- Take it a day at a time. One of the tricks of the depression brain is that it always wants you to globalize. Globalizing means taking one bad experience and using that as the lens through which you look at the rest of your life. One parishioner complains because you didn’t see them, and all the sudden you’ve convinced yourself that you’re about to be removed from your congregation. Resist the urge to make sweeping self-judgments. It’s not easy, I know. But by focusing on one day at a time, it can keep you in the here and now, and not talk yourself into more nonsense.
- Think process, not outcome. What I mean by that is that the steps you take every day as a pastor, the things you do, may not feel like much. Making that shut-in visit doesn’t seem like a victory. At the risk of sounding cheesy, I would say “BE their pastor, don’t DO their pastor.” By focusing on individual steps and the process, it can free you to think of each step as a gift and a victory of God’s mercy, and not just a false step toward failure.
- Plan for down time. Learn your own triggers and limits, and try as much as possible to plan for them. If you know you will be exhausted and useless after making a certain visit, then give yourself permission to rest. God rested. It’s okay for you, too.
- Bring community with you. For me, it is the one-on-one visits that are often the hardest. That level of attention and emotional energy drains it right out of me. So why not bring the church with you? A deaconess, an elder, even someone who just likes to visit can be a huge help when you are feeling drained. You bring Christ to your people. Why not bring the Bride?
- Recognize what is causing you the most stress and anxiety, and deal with that first. This is a hard one, because it goes against what our depression brain and our own lazy nature might want. But by tackling it right away, that allows you time to recover, and may reduce your stress level for the rest of the week.
- Do an emotional inventory or journal. I find that if I pay a little bit of attention to self-evaluation, that often can help me identify what is really making things bad. Journaling helps a lot with this, but if that sounds too hippy, thing of it as an emotional inventory.

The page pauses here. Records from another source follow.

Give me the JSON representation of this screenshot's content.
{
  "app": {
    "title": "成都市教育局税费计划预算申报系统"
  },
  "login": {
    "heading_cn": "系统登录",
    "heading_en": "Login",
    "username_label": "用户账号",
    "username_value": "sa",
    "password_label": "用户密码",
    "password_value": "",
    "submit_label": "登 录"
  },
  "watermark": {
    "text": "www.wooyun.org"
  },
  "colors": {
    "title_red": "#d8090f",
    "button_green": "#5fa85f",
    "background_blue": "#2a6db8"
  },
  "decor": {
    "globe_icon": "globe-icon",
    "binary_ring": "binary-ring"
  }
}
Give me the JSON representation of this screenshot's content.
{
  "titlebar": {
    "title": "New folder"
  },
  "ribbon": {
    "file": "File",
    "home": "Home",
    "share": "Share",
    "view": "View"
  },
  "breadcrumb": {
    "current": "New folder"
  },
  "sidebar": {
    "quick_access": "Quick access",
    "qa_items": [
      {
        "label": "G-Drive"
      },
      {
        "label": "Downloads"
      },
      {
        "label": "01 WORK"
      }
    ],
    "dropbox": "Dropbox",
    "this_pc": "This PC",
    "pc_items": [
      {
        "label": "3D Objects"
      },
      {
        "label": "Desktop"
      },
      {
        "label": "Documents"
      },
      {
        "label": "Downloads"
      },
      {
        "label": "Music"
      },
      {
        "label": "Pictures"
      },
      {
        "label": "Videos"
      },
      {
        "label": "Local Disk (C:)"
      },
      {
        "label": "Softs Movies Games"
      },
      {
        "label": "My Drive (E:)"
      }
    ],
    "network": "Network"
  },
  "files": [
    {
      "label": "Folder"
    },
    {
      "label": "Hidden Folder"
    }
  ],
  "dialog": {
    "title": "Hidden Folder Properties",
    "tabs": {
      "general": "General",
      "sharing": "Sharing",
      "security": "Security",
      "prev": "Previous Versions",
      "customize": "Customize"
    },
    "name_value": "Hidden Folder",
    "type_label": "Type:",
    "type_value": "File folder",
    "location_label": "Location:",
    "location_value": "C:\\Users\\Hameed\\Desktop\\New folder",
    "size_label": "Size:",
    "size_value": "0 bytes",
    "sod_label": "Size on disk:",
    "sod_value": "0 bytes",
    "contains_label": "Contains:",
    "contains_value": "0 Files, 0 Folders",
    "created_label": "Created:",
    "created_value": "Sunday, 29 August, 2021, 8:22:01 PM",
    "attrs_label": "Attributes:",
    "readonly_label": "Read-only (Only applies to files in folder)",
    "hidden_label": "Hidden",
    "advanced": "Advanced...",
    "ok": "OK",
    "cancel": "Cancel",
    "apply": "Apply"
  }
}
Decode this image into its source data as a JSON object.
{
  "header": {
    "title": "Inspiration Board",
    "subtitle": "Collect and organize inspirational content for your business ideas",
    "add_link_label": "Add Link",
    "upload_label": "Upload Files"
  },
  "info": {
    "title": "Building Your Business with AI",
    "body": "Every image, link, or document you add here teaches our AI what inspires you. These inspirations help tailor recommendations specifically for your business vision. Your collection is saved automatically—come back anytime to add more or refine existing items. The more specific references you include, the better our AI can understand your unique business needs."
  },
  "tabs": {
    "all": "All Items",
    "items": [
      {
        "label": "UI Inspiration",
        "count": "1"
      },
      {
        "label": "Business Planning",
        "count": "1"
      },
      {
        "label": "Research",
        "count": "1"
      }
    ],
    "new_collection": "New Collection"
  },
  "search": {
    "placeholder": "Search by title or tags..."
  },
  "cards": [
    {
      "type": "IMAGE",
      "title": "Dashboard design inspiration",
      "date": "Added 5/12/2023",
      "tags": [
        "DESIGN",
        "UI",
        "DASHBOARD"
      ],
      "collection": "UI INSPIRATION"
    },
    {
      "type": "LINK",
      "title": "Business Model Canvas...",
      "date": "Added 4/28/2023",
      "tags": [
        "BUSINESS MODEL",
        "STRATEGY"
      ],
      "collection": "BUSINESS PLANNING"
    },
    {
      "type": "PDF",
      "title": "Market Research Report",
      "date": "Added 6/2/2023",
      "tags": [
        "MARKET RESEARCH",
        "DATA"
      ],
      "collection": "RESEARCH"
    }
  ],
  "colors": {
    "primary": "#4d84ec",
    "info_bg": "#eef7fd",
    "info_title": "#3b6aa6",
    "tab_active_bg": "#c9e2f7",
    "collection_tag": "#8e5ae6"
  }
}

These are the ones that occur to me on a Thursday night. What are some of your best tips for pastoring with depression?